From the foregoing it will be recognized that the objects of our invention have been achieved by the provision of an improved torsion unit of the character described and wherein theoretical and practical considerations are merged into a particularly advantageous and satisfactory torsion unit having uniform stress characteristics and convenience in mounting, shape and structure. We are able to obtain a maximum of torsion characteristics in a unit of minimum weight and size, and our invention is readily practiced and adapts itself to commercial production, methods, and apparatus.

While, in accordance with the patent statutes, we have particularly illustrated and described our invention, it should be particularly understood that we are not to be limited thereto or thereby, but that the scope of the invention is defined in the appended claims.

We claim: 1. A torsion spring, comprising an axle member, a sleeve of resilient material secured at its inner surface to said axle member, said sleeve being circumferentially subdivided into a number of sections, each section varying in axial dimension substantially inversely with the square of its radial distance from the axis of the axle, the outer circumferential surface of all said sections being attached to one common member capable of rotary movement with respect to said axle member.

2. A torsion spring, comprising an axle member, a sleeve of resilient material secured at-its inner surface to said axle member, said sleeve being circumferentially subdivided into a number of sections, each section decreasing in axial dimension as the radial distance from the axis of the axle increases, each section having a separate relatively unyielding sleeve secured to its outer surface, said last-named sleeves being secured to one common member capable of rotary movement with respect to said axle member.

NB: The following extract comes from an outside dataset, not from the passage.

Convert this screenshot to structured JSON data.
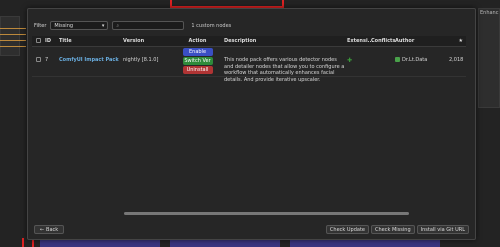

3. A torsion spring, comprising an axle member, a sleeve of resilient material having its inner surface secured to said axle member, said sleeve being circumferentially subdivided into a number of sections, each section decreasing in axial dimension as the radial distance from the axis of the axle increases, each section having a separate relatively unyielding sleeve secured to its outer surface, said separate sleeves' being surrounded and rigidly connected to one common rigid member.

4; A torsion spring, comprising an inner member, a sleeve of rubber material secured by its inner surface to the inner member, said sleeve being divided circumferentially into a plurality of sections, each section decreasing in axial dimension as the radial distance from the inner member increases, a separate outer member secured to the outer surface of each rubber material section, the total area of engagement of the outer members to the rubber material being substantially equal to the total area of engagement of the inner member with the rubber material.

5. A torsion spring, including an inner member, an outer member, an interposed body of rubber secured to and between the members, said body being separated into a plurality of sections, each section varying in axial dimension substantially inversely as the square of the radial distance from the axis of the unit, but with the square of the radial distance times the axial length of the innermost portions of the sections being less than the square of the radial distance times the axial length of the outermost portions of the sections.

6. A torsion spring, including an inner member, an outer member, an interposed body of rubber secured to and between the members, said body being separated into a plurality of sections, each section decreasing in axial dimension as the radial distance fromthe axis of the unit increases, and with the square of the radial distance times the axial length of the innermost portions of the sections being up to twenty-five percent less than the square of the radial distance times the axial length of the outermost portions of the sections.

KARL B. KILBORN.

SAMUEL D. GEHMAN.